By Mehreen Husain, M.S., R.D.N., C.S.O.
Did you know that, according to the American Cancer Society, excess body weight is thought to be responsible for about 11% of cancers in women and about 5% of cancers in men?
Moreover, researchers believe that extra weight may also increase the risk for cancer reoccurrence.
That is why establishing a healthy diet and building physical activity into your regular routine are especially important while undergoing care for cancer and following treatment.
The Edward & Marie Matthews Center for Cancer Care at Penn Medicine Princeton Health offers an interactive nutrition class specifically designed to help those with cancer and survivors of the disease learn how nutrition and lifestyle play a role in the disease and its prevention.
Cancer Risk Rises With Weight
Two out of every three adults in the United States are overweight or obese, according to the National Institutes of Health, and studies show that higher amounts of body fat are associated with increased risk for a number of cancers, including breast, colon, rectal, endometrial, esophageal, gallbladder, kidney, liver, ovarian, pancreatic, stomach and thyroid cancers; multiple myeloma; and meningioma (a tumor of the lining of the brain and spinal cord).
While research is ongoing, doctors believe excess body fat may increase cancer risk in a number of ways. According to the National Cancer Institute, people with obesity often have chronic, low-level inflammation, which can, over time, cause DNA damage that leads to cancer.
In addition, fat tissue produces excess amounts of estrogen, high levels of which have been associated with increased risks for breast, endometrial, ovarian, and some other cancers.
People with obesity also often have increased blood levels of insulin and insulin-like growth factor that may promote the development of colon, kidney, prostate and endometrial cancers.
What’s more, scientific evidence suggests that obesity may worsen several aspects of cancer survivorship, including quality of life, cancer recurrence, cancer progression and prognosis.
Tips for Weight Management
Nutrition and weight management play an important role in preventing cancer, and also in cancer treatment and survivorship. While most people do not gain weight during treatment, some do.
Certain types of therapy and medicines can cause weight gain, and some types of treatment can increase appetite, causing you to consume more calories than your body needs. At the same time, cancer treatment can cause fatigue and lead you to skip exercise because you’re too tired.
Whether you are concerned about your risk for cancer, are currently undergoing treatment or are a cancer survivor, these basic tips can help you manage your weight, wherever you are in your journey.
• Increase fruit, vegetable, and whole grain consumption. Fruits and vegetables are high in fiber and will help you feel full longer. They’re also filled with antioxidants and phytochemicals that can help decrease inflammation and increase the self-destructive nature of cancer cells. Research has shown that plant-based diets can lower cancer risk.

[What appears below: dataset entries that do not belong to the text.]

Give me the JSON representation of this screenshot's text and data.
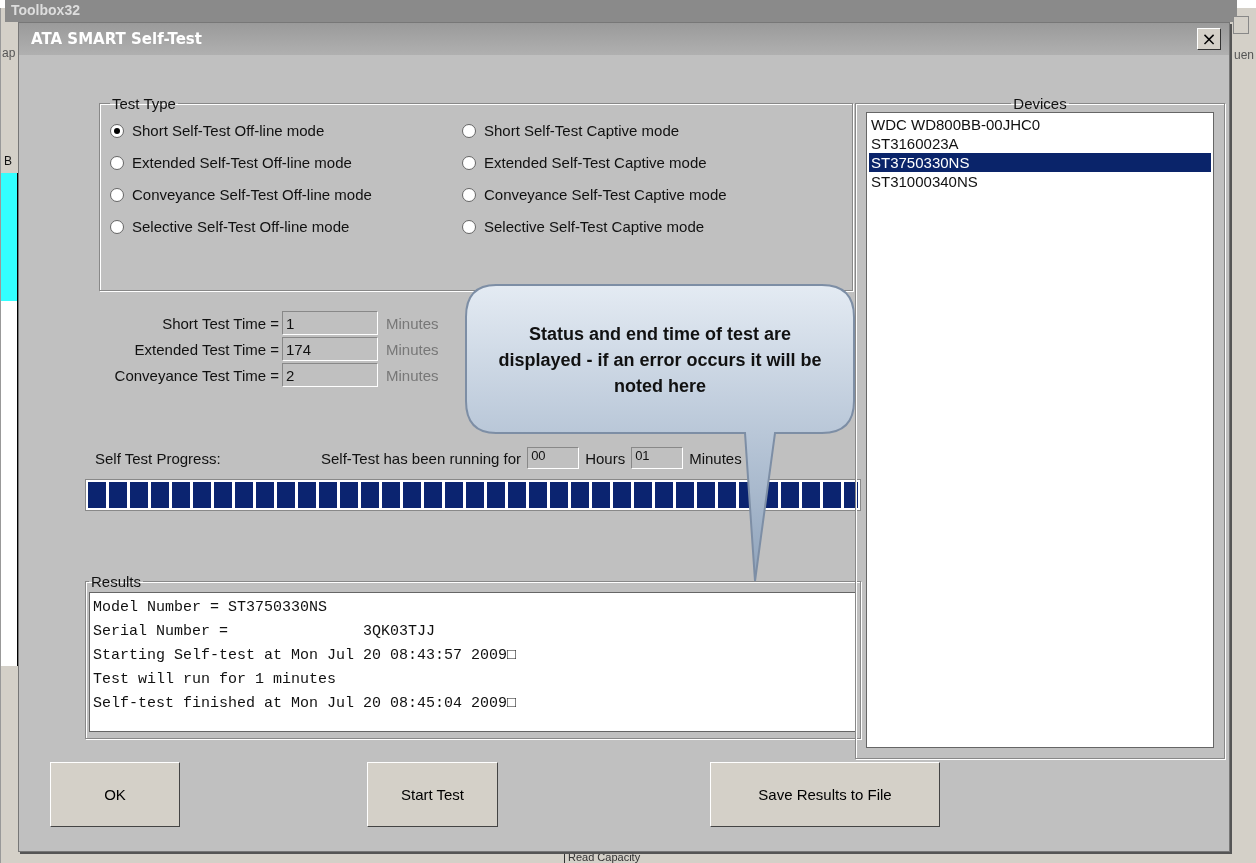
{
  "background_window": {
    "title": "Toolbox32",
    "left_fragment": "ap",
    "tab_fragment": "B",
    "right_fragment": "uen",
    "bottom_fragment": "Read Capacity"
  },
  "dialog": {
    "title": "ATA SMART Self-Test",
    "close": "×"
  },
  "test_type": {
    "legend": "Test Type",
    "options": [
      {
        "label": "Short Self-Test  Off-line mode",
        "selected": true
      },
      {
        "label": "Short Self-Test  Captive mode",
        "selected": false
      },
      {
        "label": "Extended Self-Test  Off-line mode",
        "selected": false
      },
      {
        "label": "Extended Self-Test  Captive mode",
        "selected": false
      },
      {
        "label": "Conveyance Self-Test  Off-line mode",
        "selected": false
      },
      {
        "label": "Conveyance Self-Test  Captive mode",
        "selected": false
      },
      {
        "label": "Selective Self-Test  Off-line mode",
        "selected": false
      },
      {
        "label": "Selective Self-Test  Captive mode",
        "selected": false
      }
    ]
  },
  "test_times": [
    {
      "label": "Short Test Time =",
      "value": "1",
      "unit": "Minutes"
    },
    {
      "label": "Extended Test Time =",
      "value": "174",
      "unit": "Minutes"
    },
    {
      "label": "Conveyance Test Time =",
      "value": "2",
      "unit": "Minutes"
    }
  ],
  "progress": {
    "label": "Self Test Progress:",
    "running_text": "Self-Test has been running for",
    "hours": "00",
    "hours_label": "Hours",
    "minutes": "01",
    "minutes_label": "Minutes",
    "level": 1
  },
  "results": {
    "legend": "Results",
    "lines": [
      "Model Number = ST3750330NS",
      "Serial Number =               3QK03TJJ",
      "Starting Self-test at Mon Jul 20 08:43:57 2009□",
      "Test will run for 1 minutes",
      "Self-test finished at Mon Jul 20 08:45:04 2009□"
    ]
  },
  "devices": {
    "legend": "Devices",
    "items": [
      {
        "label": "WDC WD800BB-00JHC0",
        "selected": false
      },
      {
        "label": "ST3160023A",
        "selected": false
      },
      {
        "label": "ST3750330NS",
        "selected": true
      },
      {
        "label": "ST31000340NS",
        "selected": false
      }
    ]
  },
  "buttons": [
    "OK",
    "Start Test",
    "Save Results to File"
  ],
  "callout": {
    "text": "Status and end time of test are displayed - if an error occurs it will be noted here"
  }
}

• Minimize consumption of processed foods. A good rule of thumb is to avoid packaged foods with long lists of ingredients that you don’t recognize and can’t pronounce. Eat real food that comes directly from nature.
• Decrease added sugar in your diet. Sugar is one of the main culprits of weight gain and increased insulin levels. Additionally, research on mice has shown that cancer cells feed on sugar. Limit your sugar intake, and if you must have something sweet every now and then, choose a treat with high-quality, fresh ingredients.
• Incorporate daily physical activity. Exercise of any kind can help manage weight, and though it may seem counterintuitive, exercise can help fight the fatigue often associated with cancer treatment. For patients who are able to tolerate physical activity and have clearance from their physician, the American Cancer Society recommends at least 150 minutes of moderate intensity or 75 minutes of vigorous intensity activities each week.
• Limit or eliminate alcohol consumption. Alcohol is loaded with calories that can lead to weight gain. Not to mention that drinking alcohol has been shown to increase the risk for certain cancers, including breast cancers. The Dietary Guidelines for Americans, created by the US Department of Health & Human Services, recommends that if you drink alcohol at all, drink in moderation—no more than one drink a day for women, and no more than two drinks a day for men.
For more information about nutrition classes at the Edward & Marie Matthews Center for Cancer Care or to find a primary care physician affiliated with Penn Medicine Princeton Health, call 1-888-742-7496 or visit www.princetonhcs.org.
Mehreen Husain, M.S., R.D.N., C.S.O., is a registered dietitian and board certified specialist in oncology nutrition with Penn Medicine Princeton Medical Center.